In terms of how much Tanaka accomplished per inning pitched, his 2013 season is third in Japanese baseball history, behind two more Hall of Famers, Masaichi Kaneda (1958, Kokutetsu Swallows) and Tadashi Sugiura (1959, Nankai Hawks) during Japan’s most pitcher-friendly years since the end of World War II.

John, for those of you who haven’t heard it, brought up Wladimir Balentien‘s 60-home run 2013 season, but Win Shares has that ranked right behind Hotaka Yamakawa‘s MVP season last year for the Seibu Lions and the 28th most valuable during the Heisei era.

The Heisei MVP Award

John and I both picked Tomoaki Kanemoto as the Heisei MVP, which came as a shock to Mr. Gibson. The question excluded Ichiro Suzuki, but if I valued his MLB win shares at 1.2 per NPB WS, he ranks as the undisputed Heisei king. Through that somewhat conservative formula, Suzuki’s 540 ranks him third in Japanese baseball history, far behind the run-away leader, Sadaharu Oh (723 WS) and catcher Katsuya Nomura (581). Because the bulk of Suzuki’s win shares come from MLB, he would shoot past Nomura if each WS was valued at 1.5 per NPB win share.

If we allowed MLB win shares, Kanemoto would finish third, right behind Hideki Matsui.

Anyway, here are the top Heisei win share seasons:

Position players

PlayerYearTeamWS
1. Tetsuto Yamada2015Swallows46.8
2. Yuki Yanagita2015Hawks42.0
3. Hideki Matsui2002Giants41.7
4. Ichiro Suzuki1995BlueWave40.5
5. Kosuke Fukudome2006Dragons39.1
6. Kazuo Matsui2002Lions38.8
7. Alex Cabrera2002Lions37.7
8. Tuffy Rhodes2001Buffaloes37.4
9. Yuki Yanagita2018Hawks36.4
10. Takeya Nakamura2011Lions35.8

Pitchers

PlayerYearTeamWS
1. Masaki Saito1989Giants29.8
2. Masahiro Tanaka2013Eagles27.3
3. Masaki Saito1990Giants26.6
4. Masahiro Tanaka2011Eagles26.3
5. Hideo Nomo´╗┐1990Buffaloes25.1
6. Hideyuki Awano1989Buffaloes24.2
7. Shinji Imanaka1993Dragons23.2
8. Tomoyuki Sugano2017Giants23.2
9. Yu Darvish´╗┐2008Fighters23.1
10. Koji Uehara1999Giants22.8

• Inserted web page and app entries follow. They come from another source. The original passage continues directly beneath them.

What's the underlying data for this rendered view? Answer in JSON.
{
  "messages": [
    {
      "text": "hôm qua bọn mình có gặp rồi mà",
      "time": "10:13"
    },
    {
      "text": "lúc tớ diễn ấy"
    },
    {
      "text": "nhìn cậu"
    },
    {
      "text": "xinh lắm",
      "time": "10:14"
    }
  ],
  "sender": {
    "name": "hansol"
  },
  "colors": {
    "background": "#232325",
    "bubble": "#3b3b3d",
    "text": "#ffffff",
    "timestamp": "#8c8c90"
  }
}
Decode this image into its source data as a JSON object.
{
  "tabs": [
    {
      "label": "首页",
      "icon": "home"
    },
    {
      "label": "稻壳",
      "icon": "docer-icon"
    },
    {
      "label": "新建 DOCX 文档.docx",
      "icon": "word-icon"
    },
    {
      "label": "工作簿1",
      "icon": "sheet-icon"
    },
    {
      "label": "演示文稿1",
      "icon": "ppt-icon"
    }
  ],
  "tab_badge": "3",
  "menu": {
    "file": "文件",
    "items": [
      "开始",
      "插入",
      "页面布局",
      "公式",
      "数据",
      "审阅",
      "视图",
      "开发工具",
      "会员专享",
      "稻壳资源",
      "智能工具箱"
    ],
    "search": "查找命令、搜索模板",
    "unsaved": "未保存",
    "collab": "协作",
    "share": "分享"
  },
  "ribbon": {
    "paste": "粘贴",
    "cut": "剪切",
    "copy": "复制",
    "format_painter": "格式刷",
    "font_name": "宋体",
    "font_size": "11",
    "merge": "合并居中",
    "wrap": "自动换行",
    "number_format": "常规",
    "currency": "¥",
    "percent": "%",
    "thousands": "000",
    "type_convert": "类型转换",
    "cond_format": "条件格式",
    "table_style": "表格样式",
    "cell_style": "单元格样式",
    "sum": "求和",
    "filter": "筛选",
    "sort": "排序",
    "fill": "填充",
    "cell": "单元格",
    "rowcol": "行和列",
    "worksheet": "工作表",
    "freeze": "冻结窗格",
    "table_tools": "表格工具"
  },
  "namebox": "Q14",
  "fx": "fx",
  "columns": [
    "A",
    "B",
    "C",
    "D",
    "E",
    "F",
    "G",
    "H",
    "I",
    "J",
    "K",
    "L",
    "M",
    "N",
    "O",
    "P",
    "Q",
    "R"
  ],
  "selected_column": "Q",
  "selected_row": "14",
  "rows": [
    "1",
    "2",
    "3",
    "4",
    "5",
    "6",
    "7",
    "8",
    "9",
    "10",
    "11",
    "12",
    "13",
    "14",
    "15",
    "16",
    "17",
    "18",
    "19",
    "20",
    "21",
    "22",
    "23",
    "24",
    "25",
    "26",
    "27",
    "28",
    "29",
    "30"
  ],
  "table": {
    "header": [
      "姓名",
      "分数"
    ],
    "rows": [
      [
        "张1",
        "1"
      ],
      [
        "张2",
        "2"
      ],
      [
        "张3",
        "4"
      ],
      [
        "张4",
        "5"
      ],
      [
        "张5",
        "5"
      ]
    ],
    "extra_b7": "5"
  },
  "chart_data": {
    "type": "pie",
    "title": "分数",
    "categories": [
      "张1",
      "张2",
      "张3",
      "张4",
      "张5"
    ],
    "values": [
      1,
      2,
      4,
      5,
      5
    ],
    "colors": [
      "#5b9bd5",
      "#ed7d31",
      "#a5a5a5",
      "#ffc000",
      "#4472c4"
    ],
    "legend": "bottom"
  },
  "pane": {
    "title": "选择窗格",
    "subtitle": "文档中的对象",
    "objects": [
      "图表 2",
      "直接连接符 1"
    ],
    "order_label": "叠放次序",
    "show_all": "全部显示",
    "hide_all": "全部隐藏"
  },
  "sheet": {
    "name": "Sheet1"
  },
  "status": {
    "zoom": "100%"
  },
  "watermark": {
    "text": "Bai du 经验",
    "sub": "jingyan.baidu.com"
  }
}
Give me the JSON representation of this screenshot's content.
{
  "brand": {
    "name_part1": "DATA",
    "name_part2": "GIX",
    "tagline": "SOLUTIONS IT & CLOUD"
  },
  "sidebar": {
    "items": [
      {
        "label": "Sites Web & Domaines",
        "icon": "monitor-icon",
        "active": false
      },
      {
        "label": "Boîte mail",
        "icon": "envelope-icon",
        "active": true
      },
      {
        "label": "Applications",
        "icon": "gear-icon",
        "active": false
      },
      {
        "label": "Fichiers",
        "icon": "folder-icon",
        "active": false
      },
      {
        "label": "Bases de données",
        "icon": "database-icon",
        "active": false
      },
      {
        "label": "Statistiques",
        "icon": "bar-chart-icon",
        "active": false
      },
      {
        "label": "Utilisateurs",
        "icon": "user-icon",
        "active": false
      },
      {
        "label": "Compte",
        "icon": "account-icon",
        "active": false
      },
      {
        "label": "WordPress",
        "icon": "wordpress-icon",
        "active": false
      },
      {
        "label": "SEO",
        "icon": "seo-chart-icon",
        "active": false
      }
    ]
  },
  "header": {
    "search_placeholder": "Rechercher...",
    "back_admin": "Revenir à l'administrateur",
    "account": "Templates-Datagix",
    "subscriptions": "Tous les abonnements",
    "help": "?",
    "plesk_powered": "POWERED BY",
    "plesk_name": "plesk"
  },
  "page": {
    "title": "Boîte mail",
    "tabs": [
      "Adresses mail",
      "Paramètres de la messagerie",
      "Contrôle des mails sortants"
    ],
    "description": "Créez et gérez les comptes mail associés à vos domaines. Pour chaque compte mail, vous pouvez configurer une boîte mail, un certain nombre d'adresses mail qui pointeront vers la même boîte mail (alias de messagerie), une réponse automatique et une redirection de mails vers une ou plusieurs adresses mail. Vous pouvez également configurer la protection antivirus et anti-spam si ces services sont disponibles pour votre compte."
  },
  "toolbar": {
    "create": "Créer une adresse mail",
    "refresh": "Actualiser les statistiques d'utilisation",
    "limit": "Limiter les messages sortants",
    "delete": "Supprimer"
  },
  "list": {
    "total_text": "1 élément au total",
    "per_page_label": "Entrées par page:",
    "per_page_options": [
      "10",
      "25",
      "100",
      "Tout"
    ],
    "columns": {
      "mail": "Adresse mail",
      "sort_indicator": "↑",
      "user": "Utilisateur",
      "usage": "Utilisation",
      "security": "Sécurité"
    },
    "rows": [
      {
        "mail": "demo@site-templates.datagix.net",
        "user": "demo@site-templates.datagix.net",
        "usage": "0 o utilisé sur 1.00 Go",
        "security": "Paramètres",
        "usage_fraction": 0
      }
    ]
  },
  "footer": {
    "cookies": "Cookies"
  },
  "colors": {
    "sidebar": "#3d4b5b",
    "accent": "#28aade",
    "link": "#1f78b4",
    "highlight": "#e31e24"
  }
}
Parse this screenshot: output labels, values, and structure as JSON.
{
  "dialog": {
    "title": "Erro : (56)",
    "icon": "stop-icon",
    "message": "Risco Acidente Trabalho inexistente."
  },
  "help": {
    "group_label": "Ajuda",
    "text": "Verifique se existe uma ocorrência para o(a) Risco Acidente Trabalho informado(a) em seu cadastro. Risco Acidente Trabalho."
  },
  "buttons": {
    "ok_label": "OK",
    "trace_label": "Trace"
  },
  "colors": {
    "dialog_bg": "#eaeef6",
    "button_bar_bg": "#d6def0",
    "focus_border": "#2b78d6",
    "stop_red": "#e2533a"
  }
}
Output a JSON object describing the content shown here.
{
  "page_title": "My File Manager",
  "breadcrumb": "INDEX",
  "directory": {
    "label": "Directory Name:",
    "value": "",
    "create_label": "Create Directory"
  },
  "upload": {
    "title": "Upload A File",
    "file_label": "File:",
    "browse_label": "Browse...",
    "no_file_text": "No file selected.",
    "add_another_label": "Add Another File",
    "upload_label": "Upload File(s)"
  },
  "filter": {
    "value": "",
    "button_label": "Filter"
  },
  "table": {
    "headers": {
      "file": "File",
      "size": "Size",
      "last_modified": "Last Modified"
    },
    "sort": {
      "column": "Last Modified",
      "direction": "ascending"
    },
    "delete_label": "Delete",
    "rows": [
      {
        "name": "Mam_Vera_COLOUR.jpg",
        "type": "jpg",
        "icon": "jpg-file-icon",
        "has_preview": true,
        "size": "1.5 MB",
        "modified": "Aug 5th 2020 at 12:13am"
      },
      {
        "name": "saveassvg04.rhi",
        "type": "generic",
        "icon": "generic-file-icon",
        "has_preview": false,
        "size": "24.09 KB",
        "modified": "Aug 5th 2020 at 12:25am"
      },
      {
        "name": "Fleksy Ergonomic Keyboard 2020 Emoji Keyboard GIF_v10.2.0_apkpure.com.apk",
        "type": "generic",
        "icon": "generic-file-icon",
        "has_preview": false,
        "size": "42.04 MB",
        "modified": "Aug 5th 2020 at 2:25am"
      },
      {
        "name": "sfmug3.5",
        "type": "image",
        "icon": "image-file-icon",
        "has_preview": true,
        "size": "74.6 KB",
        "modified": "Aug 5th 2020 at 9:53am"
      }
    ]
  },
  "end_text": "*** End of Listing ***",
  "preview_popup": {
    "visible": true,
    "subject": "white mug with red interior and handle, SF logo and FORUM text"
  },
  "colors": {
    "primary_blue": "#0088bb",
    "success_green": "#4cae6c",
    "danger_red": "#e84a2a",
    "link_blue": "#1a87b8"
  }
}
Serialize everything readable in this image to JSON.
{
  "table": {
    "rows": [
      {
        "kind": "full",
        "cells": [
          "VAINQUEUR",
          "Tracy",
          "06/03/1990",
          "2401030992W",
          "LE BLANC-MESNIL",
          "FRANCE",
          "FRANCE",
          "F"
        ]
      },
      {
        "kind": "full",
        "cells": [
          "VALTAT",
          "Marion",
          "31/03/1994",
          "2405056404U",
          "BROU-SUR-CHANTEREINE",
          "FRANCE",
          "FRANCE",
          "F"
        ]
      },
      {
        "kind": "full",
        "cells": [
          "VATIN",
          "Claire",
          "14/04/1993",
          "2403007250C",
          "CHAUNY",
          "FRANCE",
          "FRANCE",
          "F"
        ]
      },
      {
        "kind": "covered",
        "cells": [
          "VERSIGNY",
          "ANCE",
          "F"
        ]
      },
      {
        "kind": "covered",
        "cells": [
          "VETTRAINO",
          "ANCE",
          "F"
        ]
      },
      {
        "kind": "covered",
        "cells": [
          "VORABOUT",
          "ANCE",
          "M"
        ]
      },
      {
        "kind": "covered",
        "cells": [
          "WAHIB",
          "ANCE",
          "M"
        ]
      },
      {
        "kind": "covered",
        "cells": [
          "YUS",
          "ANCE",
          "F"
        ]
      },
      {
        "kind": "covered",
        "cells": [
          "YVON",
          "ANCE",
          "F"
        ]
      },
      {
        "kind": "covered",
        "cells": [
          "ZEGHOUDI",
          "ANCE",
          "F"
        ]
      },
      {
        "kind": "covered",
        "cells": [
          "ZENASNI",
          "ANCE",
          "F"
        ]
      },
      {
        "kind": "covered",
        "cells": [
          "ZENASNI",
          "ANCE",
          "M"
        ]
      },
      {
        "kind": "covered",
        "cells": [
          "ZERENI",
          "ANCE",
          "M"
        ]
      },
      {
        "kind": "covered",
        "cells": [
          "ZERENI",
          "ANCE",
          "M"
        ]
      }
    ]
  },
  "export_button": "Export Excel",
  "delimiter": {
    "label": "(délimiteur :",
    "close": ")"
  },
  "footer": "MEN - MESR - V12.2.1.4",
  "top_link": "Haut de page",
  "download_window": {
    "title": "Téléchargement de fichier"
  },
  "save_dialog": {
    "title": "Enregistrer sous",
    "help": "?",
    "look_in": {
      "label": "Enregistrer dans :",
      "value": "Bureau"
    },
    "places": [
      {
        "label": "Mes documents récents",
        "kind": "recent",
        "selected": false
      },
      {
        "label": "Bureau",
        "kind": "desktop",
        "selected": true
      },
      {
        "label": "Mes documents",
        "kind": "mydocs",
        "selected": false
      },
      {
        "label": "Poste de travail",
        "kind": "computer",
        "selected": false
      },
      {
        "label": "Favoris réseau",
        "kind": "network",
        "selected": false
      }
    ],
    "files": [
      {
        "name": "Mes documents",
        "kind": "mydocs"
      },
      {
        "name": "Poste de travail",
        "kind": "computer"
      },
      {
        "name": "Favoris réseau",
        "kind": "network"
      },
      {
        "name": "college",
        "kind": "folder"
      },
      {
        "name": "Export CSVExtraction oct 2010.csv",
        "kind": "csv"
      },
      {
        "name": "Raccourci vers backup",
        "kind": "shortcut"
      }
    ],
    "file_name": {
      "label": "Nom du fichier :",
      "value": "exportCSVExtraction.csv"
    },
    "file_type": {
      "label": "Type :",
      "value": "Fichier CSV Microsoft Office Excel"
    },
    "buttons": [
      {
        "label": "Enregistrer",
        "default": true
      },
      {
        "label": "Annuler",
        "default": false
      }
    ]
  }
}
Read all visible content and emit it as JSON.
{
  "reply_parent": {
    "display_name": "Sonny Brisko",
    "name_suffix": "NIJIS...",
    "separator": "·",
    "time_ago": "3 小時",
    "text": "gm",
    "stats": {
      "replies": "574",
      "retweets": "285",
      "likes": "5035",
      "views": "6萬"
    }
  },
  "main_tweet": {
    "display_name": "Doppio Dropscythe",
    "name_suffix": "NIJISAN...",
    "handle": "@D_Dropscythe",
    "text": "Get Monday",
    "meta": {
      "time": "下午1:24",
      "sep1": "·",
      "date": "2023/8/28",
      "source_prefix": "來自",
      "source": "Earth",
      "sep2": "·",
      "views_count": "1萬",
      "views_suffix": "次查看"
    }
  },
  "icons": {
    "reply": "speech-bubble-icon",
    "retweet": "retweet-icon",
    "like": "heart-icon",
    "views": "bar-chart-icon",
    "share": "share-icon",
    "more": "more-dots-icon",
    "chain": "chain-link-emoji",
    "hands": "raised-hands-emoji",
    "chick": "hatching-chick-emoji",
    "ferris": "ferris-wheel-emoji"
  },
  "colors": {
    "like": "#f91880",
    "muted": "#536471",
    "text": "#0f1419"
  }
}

And for the guy who doesn’t fit anywhere easily, Shohei Ohtani had 32.3 win shares in 2016 as a pitcher and a hitter, and would have ranked high in either list had he only batted or pitched.

You can find my post on NPB’s Heisei era pitching leaders HERE.